But imagine how complex it must be to analyse all this data for billions of pages and searches, and then adjust the algorithm to improve SERPs.
[edited by: Genie at 4:17 pm (utc) on Nov. 21, 2006]
If your SERP-less pages reached a certain threshhold of total page percentage then you could also see how it would show some pages being over optimized and the site as a whole being less useful for the user.
Analyze a little click data from GWT and all of a sudden that site gets a penalty.
then take into account that G knows your other domains and they happen to deal with many unrelated topics and those sites may, or may not, have a similar 'empty dance card' page percentage (similar footprint) and then a whole network of sites gets weighted.
this is all obviously gross extrapolation but there is a strange logic to the whole thing
I see what you're getting at Ted, interesting way of looking a it.
Gee Ted, maybe it's all about identifying a site's footprint. ;)
I would expect a site to have a fairly large serpless vs serped footprint if they are new or even if old and added a lot of new "stuff"
exactly, now identify 'an increasing number of site-wide measures' and think of
page age (maybe even number of significant changes)
domain age (to that owner)
site wide ranking and clickthroughs
I am sure others could be added
you can see how a profile emerges and the value (to G) of adding more site/domain signals
if a disproportionate number of pages on your site are unserped and unvisited then G could use other factors to decide whether that means your site is less or more relevant
Ah but you see being relevant doesn't require that you be an old, well linked, or even technically clean site.
That is but one aspect of the never ending battle that is currently being fought.
However those automagic aspects of shelving pages in file 13 or putting them on page 1 slot 1 can't automagicly take such information into account.
Even detailed click data could prove subject to the same manipulation as other aspects of world wide wobbley or is it still wait.
very true, but
if you are old and well linked then the majority of the time you would be seen as relevant, G's just playing the odds and using site wide factors to possibly increase their odds of identifying relevant sites/pages
Like I say automagic, is automagic, and nothing about automagic implies correctness or anything else.
Oh don't get me wrong jatar_k, I understand proxy indicators, and a whole lot more.
However I came from a world where the very last $0.01 was accounted for, all of the time, every time.
Many of us have noticed how the longer our sites rank well for long tail searches in a theme, the better our ranking on the more general searches.
So what if, rather than using the data as tedster postulates, they are using your historical ranking in more specific searches to adjust your ranking in less specific searches.
Spending some months ranking for "Fuzzy green widgets" will then help you for searches on "fuzzy widgets" and "green widgets.

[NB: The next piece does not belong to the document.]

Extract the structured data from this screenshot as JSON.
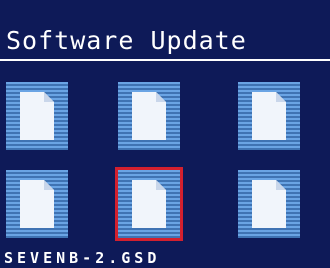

Once those crawl to the top and stay there for a few months, "widgets" will start working its way up in the SERPs.
This does happen, the question is, is this the reason that it happens, and does it affect other things as well.
I think you are seeing that over time Google understands that your content actually covers various aspects of a topic.
I've also noticed that there is frequently a lag between ranking (even slightly) on most common phrases and begining to pick up a lot of long tail coverage followed at last by higher rankings on the more common phrases. But if the cause is in fact the long tail or just the amount of time it takes to fully calculate the effects of all of the factors in ranking I can't say.
A lot of folks will say that they checked their rankings and nothing changed except traffic levels, some later on have remarked that eventually traffic levels returned.
Acts like everything is following a periodic wave form.
[edited by: theBear at 12:58 am (utc) on Nov. 22, 2006]
Quick click-backs for another SERP choice would be a URL specific signal of low-quality, but I'm just pondering what else there might be.